0

It turns out that (specific to my situation) there is an absurdly simple work-around:

I can use the Source (Serif, Sans, Mono) Pro fonts, because they have the correct license. So I install them. I get both OpenType and Type1 fonts, but since I work exclusively with LuaLaTeX (and so must the others), only the OpenType fonts are of interest.

I copy these fonts into fonts/opentype/public/lm which is where the lm fonts reside. Then, I remove the lm font files, and copy the nearest Source font with the file name changed. So, I replace the real lmroman5-regular.otf, lmroman6-regular-.otf (etc.) with SourceSerifPro.otf, except I change the file names to lmroman5-regular.otf, lmroman6-regular.otf (etc.).

Now, when fontspec looks for an lm opentype font, it sees the correct file names in the correct folder, and uses the fonts. It does not know that it is actually using the Source fonts. It is the Source font (by its own name) that appear in the PDF.

I couldn't make this work in my local (custom) directory. I had to do it in the main tree. That could be a problem if the lm font package is ever updated. So, I made a zip copy of the hacked font files, and keep it elsewhere for future use.

This would be more effort for those not using LuaLaTeX/fontspec with OpenType fonts.

Note that I am not changing the internal name of any fonts. Only the file name. That's OK.

Others who acually use the lm fonts should NOT do this.

All that nonsense, because my commercial print service was unhappy with the lack of an SIL license within the actual font file.
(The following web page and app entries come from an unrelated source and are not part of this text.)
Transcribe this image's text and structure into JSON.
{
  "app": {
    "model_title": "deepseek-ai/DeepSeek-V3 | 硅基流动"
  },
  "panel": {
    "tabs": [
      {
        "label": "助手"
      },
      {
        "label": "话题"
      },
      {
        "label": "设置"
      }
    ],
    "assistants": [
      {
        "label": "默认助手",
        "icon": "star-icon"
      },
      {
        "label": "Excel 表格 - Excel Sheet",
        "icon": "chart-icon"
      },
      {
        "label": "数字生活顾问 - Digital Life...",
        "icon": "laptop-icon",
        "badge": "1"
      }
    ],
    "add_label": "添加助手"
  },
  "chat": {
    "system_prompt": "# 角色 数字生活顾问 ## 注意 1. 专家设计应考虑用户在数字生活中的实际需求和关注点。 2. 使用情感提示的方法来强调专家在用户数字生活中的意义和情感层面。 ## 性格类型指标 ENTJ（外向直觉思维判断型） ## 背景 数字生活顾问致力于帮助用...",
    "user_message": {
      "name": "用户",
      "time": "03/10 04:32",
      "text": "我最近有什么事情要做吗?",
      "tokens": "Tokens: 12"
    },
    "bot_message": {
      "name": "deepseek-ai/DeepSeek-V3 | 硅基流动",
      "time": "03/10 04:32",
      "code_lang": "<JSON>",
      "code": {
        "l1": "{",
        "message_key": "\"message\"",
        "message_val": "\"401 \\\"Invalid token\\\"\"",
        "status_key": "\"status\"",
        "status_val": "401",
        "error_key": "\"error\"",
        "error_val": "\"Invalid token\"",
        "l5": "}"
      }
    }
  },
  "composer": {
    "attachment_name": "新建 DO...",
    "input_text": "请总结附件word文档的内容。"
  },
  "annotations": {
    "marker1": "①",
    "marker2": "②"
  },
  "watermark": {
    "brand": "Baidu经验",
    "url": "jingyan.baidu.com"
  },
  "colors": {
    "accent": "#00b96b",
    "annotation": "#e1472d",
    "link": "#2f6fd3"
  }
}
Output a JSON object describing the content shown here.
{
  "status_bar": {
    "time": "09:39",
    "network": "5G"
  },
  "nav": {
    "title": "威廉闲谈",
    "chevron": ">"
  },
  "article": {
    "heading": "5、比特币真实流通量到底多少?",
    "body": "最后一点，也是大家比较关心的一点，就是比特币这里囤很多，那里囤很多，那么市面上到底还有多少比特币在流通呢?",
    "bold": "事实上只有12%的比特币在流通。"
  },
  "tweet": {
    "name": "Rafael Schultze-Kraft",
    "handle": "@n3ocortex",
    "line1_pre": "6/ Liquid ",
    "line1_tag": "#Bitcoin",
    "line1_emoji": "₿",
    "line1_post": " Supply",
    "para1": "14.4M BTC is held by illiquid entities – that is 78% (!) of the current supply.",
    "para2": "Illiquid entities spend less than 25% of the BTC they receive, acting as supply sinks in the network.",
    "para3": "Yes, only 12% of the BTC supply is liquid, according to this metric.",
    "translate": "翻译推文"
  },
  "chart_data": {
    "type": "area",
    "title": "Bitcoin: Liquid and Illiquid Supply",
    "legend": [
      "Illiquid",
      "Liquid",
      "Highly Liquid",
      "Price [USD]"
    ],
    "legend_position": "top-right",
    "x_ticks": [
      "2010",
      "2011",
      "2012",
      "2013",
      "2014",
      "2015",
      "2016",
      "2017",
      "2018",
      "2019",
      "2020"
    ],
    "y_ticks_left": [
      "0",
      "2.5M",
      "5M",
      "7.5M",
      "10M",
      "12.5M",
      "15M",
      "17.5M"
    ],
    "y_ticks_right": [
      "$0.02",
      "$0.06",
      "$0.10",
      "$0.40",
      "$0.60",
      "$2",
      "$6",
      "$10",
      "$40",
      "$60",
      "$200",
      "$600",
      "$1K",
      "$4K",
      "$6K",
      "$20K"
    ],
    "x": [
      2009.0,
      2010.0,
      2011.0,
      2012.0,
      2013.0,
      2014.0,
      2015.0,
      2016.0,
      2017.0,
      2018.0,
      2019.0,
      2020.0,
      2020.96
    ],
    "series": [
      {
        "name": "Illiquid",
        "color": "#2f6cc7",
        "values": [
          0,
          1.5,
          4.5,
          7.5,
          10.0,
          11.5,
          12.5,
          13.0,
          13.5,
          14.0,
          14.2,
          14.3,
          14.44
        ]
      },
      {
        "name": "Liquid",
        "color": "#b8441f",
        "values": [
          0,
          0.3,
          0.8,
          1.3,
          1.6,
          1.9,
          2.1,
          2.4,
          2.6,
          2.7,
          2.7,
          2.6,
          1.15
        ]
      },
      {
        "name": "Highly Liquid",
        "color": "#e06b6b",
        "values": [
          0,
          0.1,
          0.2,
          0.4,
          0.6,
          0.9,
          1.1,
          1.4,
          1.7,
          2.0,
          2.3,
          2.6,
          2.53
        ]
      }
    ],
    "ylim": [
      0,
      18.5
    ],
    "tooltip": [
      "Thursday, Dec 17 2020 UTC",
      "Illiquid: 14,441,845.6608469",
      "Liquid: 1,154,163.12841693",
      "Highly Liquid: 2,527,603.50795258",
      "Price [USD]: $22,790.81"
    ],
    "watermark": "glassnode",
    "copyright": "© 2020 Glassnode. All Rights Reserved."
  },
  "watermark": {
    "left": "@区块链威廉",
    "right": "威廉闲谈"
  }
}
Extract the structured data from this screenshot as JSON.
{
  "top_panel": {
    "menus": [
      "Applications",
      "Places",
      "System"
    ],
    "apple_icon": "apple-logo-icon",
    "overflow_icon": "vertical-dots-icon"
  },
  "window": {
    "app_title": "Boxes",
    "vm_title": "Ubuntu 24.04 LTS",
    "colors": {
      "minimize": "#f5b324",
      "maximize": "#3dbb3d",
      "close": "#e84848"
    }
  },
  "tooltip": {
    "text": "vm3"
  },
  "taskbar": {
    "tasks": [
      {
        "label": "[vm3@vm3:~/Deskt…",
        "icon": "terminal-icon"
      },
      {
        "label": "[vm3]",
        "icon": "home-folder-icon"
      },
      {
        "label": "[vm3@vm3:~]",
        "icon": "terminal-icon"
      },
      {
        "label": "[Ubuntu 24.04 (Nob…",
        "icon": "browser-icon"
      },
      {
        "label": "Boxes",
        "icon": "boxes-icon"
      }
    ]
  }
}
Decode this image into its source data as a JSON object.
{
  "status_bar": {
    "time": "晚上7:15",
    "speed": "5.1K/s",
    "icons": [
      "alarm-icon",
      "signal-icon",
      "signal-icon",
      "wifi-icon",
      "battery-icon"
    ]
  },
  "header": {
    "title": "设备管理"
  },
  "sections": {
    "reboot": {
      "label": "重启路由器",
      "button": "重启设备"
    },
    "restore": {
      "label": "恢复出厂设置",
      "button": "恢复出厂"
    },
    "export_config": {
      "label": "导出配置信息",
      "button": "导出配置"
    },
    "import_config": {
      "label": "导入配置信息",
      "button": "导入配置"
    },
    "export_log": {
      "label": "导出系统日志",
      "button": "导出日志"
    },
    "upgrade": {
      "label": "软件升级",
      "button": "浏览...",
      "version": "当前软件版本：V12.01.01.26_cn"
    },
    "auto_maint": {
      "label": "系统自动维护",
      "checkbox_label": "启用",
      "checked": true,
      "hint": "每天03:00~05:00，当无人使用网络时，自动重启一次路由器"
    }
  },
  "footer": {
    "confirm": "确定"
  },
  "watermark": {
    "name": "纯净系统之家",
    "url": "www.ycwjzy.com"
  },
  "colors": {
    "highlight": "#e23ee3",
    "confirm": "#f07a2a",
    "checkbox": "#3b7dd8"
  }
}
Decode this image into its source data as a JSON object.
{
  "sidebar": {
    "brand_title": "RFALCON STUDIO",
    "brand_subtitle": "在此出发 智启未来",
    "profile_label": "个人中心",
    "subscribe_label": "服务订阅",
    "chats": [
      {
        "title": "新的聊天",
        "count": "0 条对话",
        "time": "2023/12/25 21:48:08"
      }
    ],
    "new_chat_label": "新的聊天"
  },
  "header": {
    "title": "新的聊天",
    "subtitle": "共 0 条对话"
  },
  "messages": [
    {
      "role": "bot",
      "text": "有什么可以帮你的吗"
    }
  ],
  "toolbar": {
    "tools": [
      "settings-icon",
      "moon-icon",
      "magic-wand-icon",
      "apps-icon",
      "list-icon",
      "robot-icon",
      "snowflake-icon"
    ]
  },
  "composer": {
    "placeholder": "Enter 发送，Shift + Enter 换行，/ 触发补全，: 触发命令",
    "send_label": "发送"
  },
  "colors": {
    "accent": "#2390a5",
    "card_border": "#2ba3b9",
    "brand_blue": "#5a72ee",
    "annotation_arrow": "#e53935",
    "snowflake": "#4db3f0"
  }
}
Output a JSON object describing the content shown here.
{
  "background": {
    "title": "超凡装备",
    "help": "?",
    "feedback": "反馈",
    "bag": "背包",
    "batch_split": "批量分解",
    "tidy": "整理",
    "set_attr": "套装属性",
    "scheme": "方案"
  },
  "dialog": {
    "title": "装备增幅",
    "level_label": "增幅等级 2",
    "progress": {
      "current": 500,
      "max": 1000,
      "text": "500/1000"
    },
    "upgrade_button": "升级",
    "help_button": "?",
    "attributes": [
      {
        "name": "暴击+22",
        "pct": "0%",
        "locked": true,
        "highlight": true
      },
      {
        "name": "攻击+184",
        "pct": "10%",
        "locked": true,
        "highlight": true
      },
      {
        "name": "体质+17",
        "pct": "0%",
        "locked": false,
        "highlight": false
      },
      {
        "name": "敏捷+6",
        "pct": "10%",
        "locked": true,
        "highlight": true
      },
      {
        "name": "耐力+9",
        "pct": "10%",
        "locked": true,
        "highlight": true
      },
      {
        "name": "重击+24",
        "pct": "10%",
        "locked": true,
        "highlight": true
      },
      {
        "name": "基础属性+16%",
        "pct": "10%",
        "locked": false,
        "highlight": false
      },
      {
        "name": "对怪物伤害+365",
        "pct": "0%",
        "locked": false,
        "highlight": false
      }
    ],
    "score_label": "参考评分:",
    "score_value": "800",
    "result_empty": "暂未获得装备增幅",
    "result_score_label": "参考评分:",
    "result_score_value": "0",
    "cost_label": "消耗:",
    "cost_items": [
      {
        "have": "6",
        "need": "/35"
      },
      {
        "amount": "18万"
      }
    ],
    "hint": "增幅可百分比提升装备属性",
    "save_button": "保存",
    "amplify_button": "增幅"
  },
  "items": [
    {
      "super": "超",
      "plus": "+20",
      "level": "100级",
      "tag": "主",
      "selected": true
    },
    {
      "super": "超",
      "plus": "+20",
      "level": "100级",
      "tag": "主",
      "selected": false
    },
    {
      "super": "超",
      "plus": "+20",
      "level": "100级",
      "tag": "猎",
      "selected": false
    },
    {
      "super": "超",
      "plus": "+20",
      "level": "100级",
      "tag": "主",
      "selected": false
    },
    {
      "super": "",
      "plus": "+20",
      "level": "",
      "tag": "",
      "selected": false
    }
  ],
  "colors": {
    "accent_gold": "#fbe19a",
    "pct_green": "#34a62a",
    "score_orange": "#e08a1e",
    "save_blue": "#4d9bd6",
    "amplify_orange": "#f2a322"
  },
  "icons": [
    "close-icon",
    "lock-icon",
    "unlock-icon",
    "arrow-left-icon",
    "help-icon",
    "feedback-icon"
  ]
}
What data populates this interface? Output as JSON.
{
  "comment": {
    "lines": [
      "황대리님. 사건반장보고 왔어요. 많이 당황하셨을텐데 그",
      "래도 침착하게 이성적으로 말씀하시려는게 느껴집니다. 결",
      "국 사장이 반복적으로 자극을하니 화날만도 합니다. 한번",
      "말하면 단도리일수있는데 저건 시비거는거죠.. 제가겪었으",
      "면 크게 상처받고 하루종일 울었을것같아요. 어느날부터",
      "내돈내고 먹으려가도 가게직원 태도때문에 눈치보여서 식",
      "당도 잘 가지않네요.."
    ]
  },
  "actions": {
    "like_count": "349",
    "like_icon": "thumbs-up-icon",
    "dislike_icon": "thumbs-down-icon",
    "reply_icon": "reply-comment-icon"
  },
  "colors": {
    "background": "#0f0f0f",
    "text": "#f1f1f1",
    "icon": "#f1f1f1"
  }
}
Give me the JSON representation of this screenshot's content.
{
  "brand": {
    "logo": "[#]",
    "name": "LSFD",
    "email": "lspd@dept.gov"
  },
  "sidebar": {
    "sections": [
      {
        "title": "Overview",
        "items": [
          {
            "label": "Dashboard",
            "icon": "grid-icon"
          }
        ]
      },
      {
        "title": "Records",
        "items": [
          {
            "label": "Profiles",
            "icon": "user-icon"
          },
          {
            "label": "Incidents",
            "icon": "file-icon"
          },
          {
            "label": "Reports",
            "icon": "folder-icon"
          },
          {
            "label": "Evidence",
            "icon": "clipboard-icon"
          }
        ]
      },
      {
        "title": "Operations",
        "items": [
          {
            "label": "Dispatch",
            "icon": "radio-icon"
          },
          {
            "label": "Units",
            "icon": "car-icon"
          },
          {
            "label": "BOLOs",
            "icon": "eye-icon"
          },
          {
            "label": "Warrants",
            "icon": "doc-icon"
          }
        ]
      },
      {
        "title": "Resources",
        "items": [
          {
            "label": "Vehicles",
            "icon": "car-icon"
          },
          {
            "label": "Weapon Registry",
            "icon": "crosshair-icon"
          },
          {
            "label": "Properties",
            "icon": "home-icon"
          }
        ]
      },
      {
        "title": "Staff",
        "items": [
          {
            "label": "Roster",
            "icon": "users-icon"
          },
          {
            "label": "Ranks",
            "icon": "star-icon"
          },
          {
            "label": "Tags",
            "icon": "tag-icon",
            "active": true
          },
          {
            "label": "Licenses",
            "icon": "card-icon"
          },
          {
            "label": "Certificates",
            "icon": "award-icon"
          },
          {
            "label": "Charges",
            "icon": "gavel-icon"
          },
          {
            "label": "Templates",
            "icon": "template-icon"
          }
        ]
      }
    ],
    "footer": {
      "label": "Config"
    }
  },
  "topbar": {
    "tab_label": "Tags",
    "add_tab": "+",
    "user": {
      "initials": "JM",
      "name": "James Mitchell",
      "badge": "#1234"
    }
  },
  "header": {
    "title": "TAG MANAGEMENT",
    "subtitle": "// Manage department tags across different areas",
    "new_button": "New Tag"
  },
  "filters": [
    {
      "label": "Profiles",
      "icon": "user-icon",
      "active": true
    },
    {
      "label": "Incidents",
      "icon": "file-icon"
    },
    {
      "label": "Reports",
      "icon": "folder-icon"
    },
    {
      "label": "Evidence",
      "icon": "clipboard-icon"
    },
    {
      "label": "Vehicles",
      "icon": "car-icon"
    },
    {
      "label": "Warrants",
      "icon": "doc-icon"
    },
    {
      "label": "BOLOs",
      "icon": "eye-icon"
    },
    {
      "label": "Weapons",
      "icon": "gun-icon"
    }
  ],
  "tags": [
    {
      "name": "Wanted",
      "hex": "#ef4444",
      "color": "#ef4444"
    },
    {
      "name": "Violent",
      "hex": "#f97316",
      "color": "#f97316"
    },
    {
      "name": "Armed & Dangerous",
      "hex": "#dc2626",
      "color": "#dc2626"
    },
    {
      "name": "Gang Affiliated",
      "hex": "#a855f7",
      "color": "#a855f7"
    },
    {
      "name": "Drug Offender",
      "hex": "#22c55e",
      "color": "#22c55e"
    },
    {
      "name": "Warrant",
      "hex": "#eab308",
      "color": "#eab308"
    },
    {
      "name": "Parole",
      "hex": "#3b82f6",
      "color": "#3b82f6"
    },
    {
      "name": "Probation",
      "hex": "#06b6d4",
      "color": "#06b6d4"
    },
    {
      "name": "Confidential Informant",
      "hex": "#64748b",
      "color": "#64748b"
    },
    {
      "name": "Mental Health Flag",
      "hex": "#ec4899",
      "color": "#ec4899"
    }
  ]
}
  • 1
    A bit of an odd choice, to my mind, since Source Serif Pro has not italics (see @egreg's output elsewhere on this page!). Have you considered using Charis SIL (based on Bitstream Charter)? It has a strong family resemblance to Source Serif, since these both draw on Pierre Simon Fournier's 18th C characters,. – Dɑvïd Apr 27 '16 at 22:35
  • You are correct. Charis is a much better choice, and it carries the SIL license, which is important. Now that I know the hack works, I'll put in Charis instead, when I get the time. Only used Source because I had it in front of me. – user103221 Apr 27 '16 at 23:34
  • Best to grab it from SIL directly, then -- the FontSquirrel version is an older one, I believe. (But it's easier to get a feel for the font at FontSquirrel than at SIL's site!) – Dɑvïd Apr 28 '16 at 8:58
  • Got it from SIL. Grabbed others as well. I thought that the SIL fonts were an installable MikTeX package, but I was wrong. But you are correct in that FontSquirrel is very well organized and easy to use, in general. – user103221 Apr 28 '16 at 14:24

Your Answer

By clicking “Post Your Answer”, you agree to our terms of service, privacy policy and cookie policy